You can put a
String inside a struct (and any user-defined type, in fact), it doesn't have to be a
&str just because it's in a
struct. In fact it's often more advisable to prefer owning types over borrowed types while you are learning the language.
&str needs a lifetime because it's a borrowed (reference) type, and when it's part of another type, the compiler needs some annotation as to how long you want the referred-to string slice to live at least.
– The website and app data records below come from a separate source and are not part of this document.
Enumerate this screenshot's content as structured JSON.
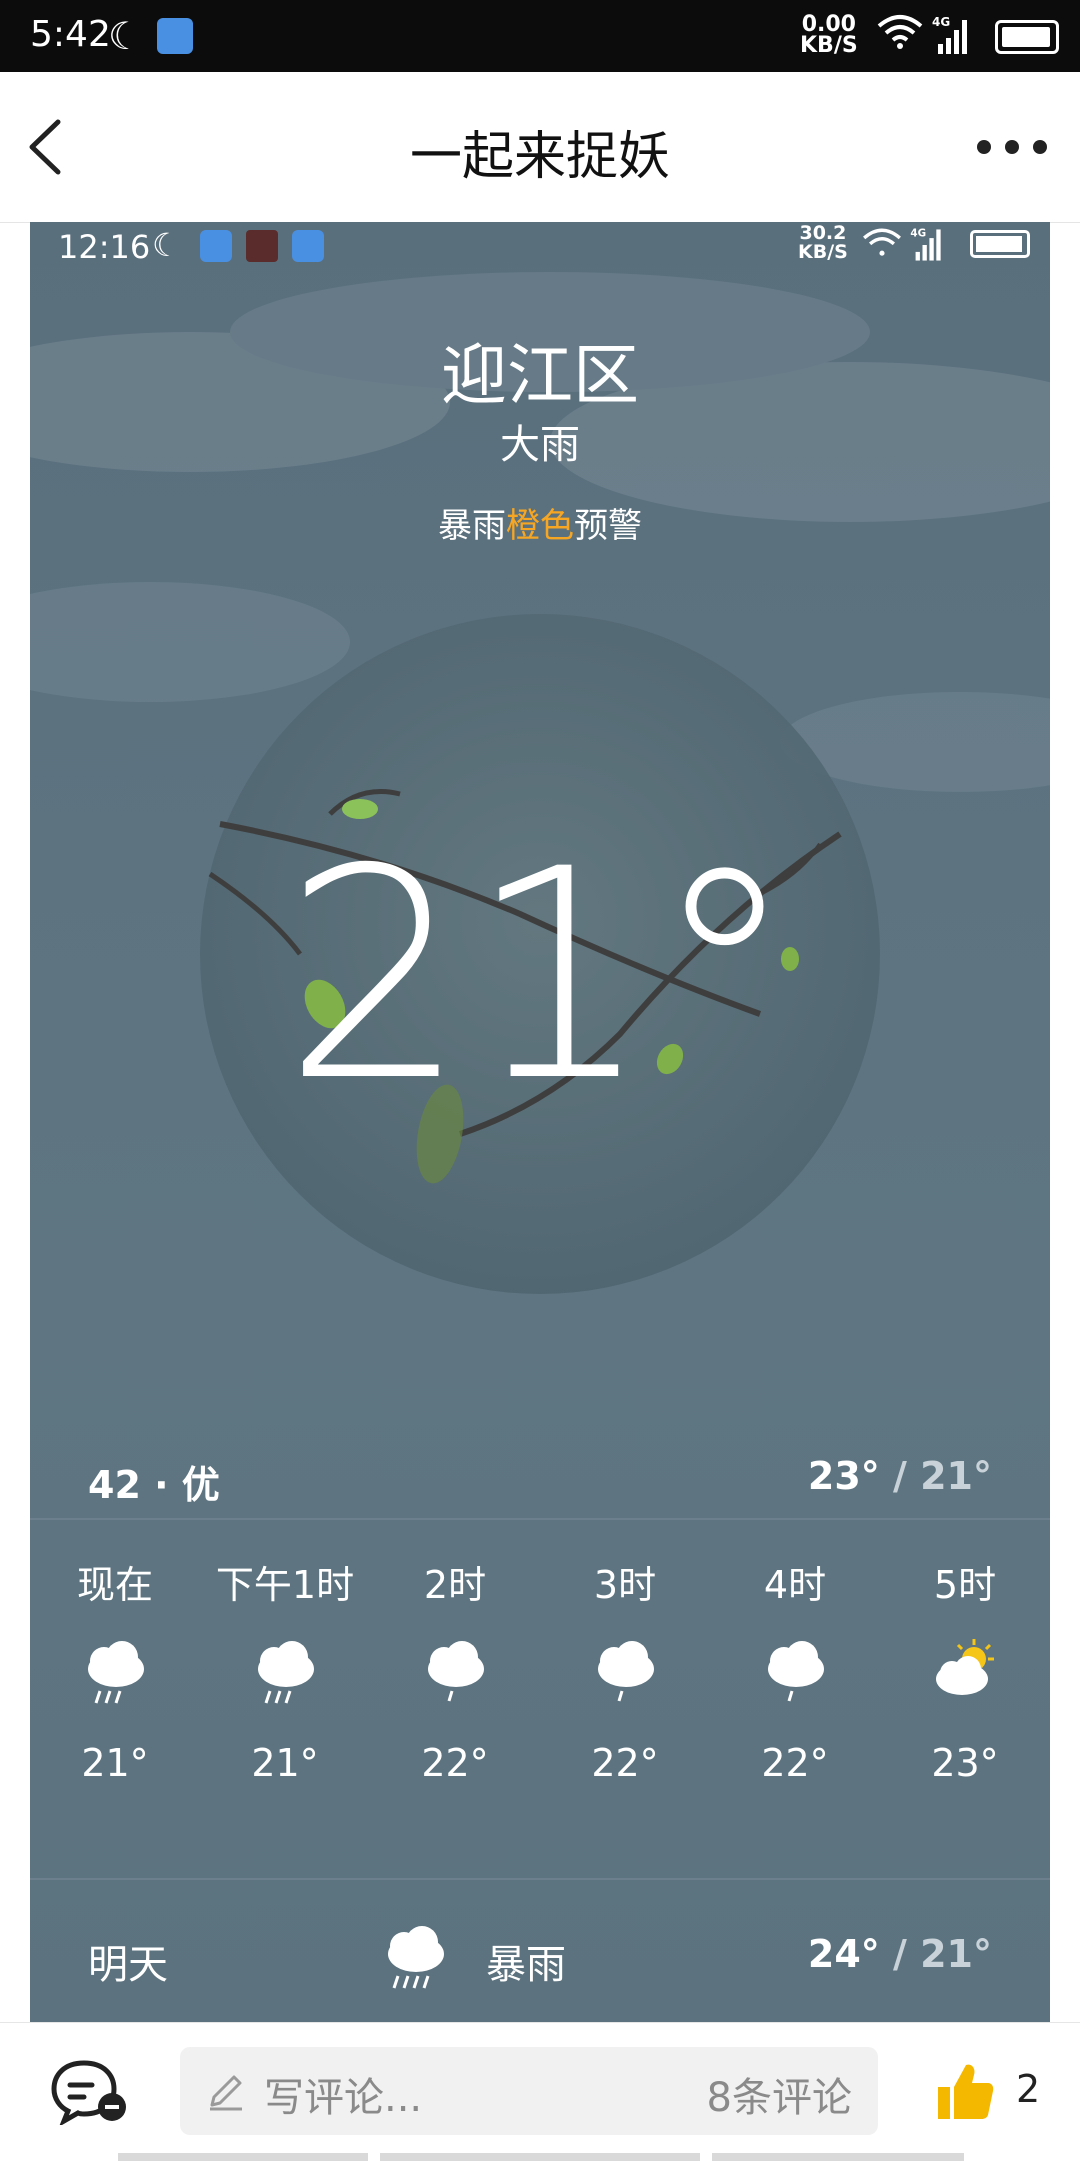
{
  "status_bar": {
    "time": "5:42",
    "net_speed": "0.00",
    "net_unit": "KB/S",
    "network": "4G"
  },
  "header": {
    "title": "一起来捉妖"
  },
  "weather": {
    "inner_status": {
      "time": "12:16",
      "net_speed": "30.2",
      "net_unit": "KB/S",
      "network": "4G"
    },
    "city": "迎江区",
    "condition": "大雨",
    "alert": {
      "prefix": "暴雨",
      "level": "橙色",
      "suffix": "预警",
      "level_color": "#f6a623"
    },
    "temperature": "21°",
    "aqi": "42 · 优",
    "high": "23°",
    "sep": " / ",
    "low": "21°",
    "hourly": [
      {
        "label": "现在",
        "icon": "rain-cloud-icon",
        "temp": "21°"
      },
      {
        "label": "下午1时",
        "icon": "rain-cloud-icon",
        "temp": "21°"
      },
      {
        "label": "2时",
        "icon": "drizzle-cloud-icon",
        "temp": "22°"
      },
      {
        "label": "3时",
        "icon": "drizzle-cloud-icon",
        "temp": "22°"
      },
      {
        "label": "4时",
        "icon": "drizzle-cloud-icon",
        "temp": "22°"
      },
      {
        "label": "5时",
        "icon": "partly-sunny-icon",
        "temp": "23°"
      }
    ],
    "tomorrow": {
      "day": "明天",
      "icon": "rain-cloud-icon",
      "desc": "暴雨",
      "high": "24°",
      "sep": " / ",
      "low": "21°"
    }
  },
  "bottom_bar": {
    "comment_placeholder": "写评论...",
    "comment_count": "8条评论",
    "likes": "2",
    "like_color": "#f5b800"
  }
}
That is, a
struct may be constructed, used, and destroyed in any number of ways, and the compiler can't infer the underlying lifetime based on the type definition alone.
In contrast when you actually use a
&str in executable code (ie. a function), its lifetime will be inferred more often than not based on the way you use it.